Despite the pandemic, they remained professional, attentive and diligent. Throughout the process, Robert Kraft strove to ensure that every choice and decision was explained in detail. Ultimately, he submitted a final claim that was extremely satisfactory, since it covered the cost of medical bills and a well-deserved settlement. Matt, Vera and Tressa took excellent care of me.

When I had questions, they answered quickly and professionally. Matt won my case and changed my life. I highly recommend Kraft & Associates, P, C. They maintain our main office in Dallas, Texas.

We serve all areas of North Texas. Depending on where you live, you may need to purchase additional types of car insurance, such as coverage for uninsured drivers, personal injury protection, or medical payment coverage. Each state has its own car insurance regulations, accident statistics, weather patterns, crime rates, and variations in the cost of living, all of which influence the price of an auto insurance policy. Liability coverage only covers the other driver and their passengers, as well as their cars or other property. It also covers other expenses, such as lost wages, funeral expenses, and replacement services that you can't perform due to injuries, such as cleaning or child care services.

Insurance companies offer many types of discounts to attract customers, from discounts for good drivers, discounts for car safety, and discounts for multiple policies to discounts for paying in full or stopping using paper. Personal Injury Protection (PIP) covers your medical bills and those of your passengers, no matter who caused the car accident. The key to knowing how much car insurance you need is to know your state's requirements and examine your specific situation.

Elizabeth Unch
Elizabeth Unch

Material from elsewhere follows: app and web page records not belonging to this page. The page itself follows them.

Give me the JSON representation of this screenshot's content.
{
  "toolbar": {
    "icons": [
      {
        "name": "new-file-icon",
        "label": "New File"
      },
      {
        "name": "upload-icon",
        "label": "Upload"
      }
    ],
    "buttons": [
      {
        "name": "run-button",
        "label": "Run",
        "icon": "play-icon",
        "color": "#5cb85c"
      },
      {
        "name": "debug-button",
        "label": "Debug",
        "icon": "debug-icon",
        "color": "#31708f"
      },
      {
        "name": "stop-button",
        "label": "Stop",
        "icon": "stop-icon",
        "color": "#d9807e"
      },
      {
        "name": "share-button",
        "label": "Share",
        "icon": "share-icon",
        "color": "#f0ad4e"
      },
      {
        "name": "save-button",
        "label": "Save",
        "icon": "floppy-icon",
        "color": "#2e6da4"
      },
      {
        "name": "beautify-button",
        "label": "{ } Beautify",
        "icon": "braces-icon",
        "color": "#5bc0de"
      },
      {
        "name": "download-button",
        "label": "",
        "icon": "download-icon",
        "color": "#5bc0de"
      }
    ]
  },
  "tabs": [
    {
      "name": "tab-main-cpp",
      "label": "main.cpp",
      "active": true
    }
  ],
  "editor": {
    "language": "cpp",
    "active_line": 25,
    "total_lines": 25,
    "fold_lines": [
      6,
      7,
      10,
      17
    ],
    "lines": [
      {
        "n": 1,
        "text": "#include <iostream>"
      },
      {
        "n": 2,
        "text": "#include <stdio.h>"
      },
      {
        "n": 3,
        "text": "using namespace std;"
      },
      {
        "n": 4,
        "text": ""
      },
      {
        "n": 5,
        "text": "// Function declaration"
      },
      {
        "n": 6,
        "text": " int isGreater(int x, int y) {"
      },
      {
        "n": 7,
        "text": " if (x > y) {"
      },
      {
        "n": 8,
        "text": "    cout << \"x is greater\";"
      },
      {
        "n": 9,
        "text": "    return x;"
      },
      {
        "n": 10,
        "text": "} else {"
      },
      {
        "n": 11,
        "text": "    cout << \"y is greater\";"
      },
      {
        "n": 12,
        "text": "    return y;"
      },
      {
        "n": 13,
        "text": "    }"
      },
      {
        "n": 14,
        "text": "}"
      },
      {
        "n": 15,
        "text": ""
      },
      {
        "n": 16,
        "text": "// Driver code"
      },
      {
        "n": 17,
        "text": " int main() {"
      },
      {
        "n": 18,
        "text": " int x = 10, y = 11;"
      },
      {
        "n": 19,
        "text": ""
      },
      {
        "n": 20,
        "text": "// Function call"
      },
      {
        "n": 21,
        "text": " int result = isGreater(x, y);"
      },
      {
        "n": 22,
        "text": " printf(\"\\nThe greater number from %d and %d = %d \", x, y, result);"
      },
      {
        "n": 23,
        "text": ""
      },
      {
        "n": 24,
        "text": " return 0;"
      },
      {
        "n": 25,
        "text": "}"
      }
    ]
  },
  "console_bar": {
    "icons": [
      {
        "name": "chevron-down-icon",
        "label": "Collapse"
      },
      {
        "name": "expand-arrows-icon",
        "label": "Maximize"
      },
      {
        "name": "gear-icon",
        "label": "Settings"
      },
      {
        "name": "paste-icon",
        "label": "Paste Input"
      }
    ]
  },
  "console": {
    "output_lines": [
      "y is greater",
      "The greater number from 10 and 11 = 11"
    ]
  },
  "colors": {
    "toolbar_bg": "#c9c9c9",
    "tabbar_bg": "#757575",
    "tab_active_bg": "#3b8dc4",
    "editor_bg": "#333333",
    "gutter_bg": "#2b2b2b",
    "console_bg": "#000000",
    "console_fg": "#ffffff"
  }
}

Amateur social media expert. Extreme pop culture lover. Proud coffee lover. Certified coffeeaholic. Lifelong food ninja. Hipster-friendly food specialist.